- Tsuda H, Iigo M, Takasuka N, Ueda S, Ohshima Y, Fukamachi K, Shirai T, Hirano S, Matsuda E, Wakabayashi K: Possible enhancing activity of diacylglycerol on 4-nitroquinoline 1-oxide induced carcinogenesis of the tongue in human c-Ha-ras proto-oncogene transgenic rats. Food Chem Toxicol. 2007, 45: 1013-1019. 10.1016/j.fct.2006.12.008.View ArticlePubMedGoogle Scholar
- Chengelis CP, Kirkpatrick JB, Bruner RH, Freshwater L, Morita O, Tamaki Y, Suzuki H: A 24-month dietary carcinogenicity study of DAG (diacylglycerol) in rats. Food Chem Toxicol. 2006, 44: 98-121. 10.1016/j.fct.2005.06.006.View ArticlePubMedGoogle Scholar
- Chengelis CP, Kirkpatrick JB, Marit GB, Morita O, Tamaki Y, Suzuki H: A chronic dietary toxicity study of DAG (diacylglycerol) in Beagle dogs. Food Chem Toxicol. 2006, 44: 81-97. 10.1016/j.fct.2005.06.005.View ArticlePubMedGoogle Scholar
- Chengelis CP, Kirkpatrick JB, Bruner RH, Freshwater L, Morita O, Tamaki Y, Suzuki H: A 24-month dietary carcinogenicity study of DAG in mice. Food Chem Toxicol. 2006, 44: 122-137. 10.1016/j.fct.2005.06.007.View ArticlePubMedGoogle Scholar

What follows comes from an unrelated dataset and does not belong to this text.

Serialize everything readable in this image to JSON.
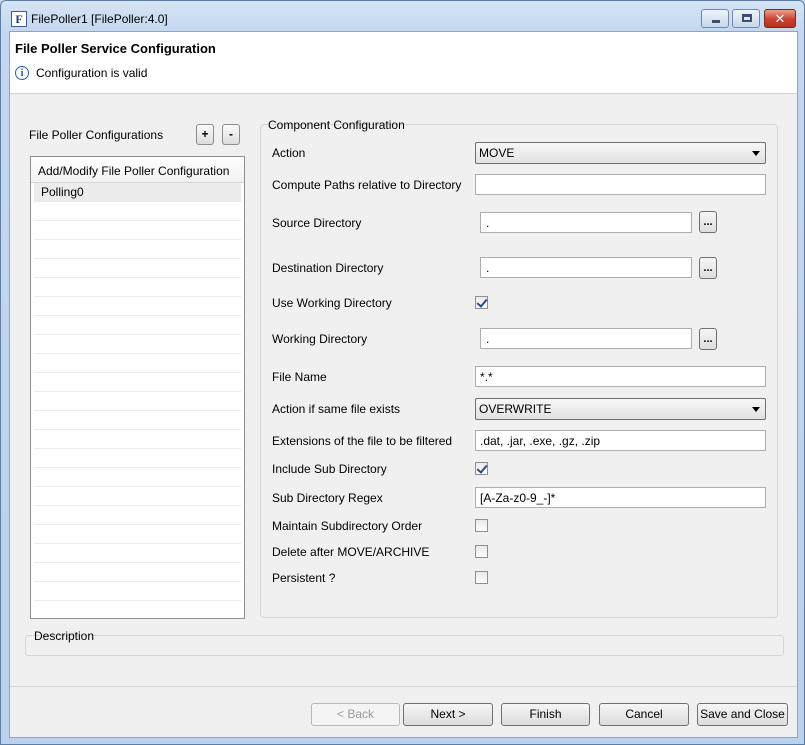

This article is published under license to BioMed Central Ltd. This is an Open Access article distributed under the terms of the Creative Commons Attribution License (http://creativecommons.org/licenses/by/2.0), which permits unrestricted use, distribution, and reproduction in any medium, provided the original work is properly cited.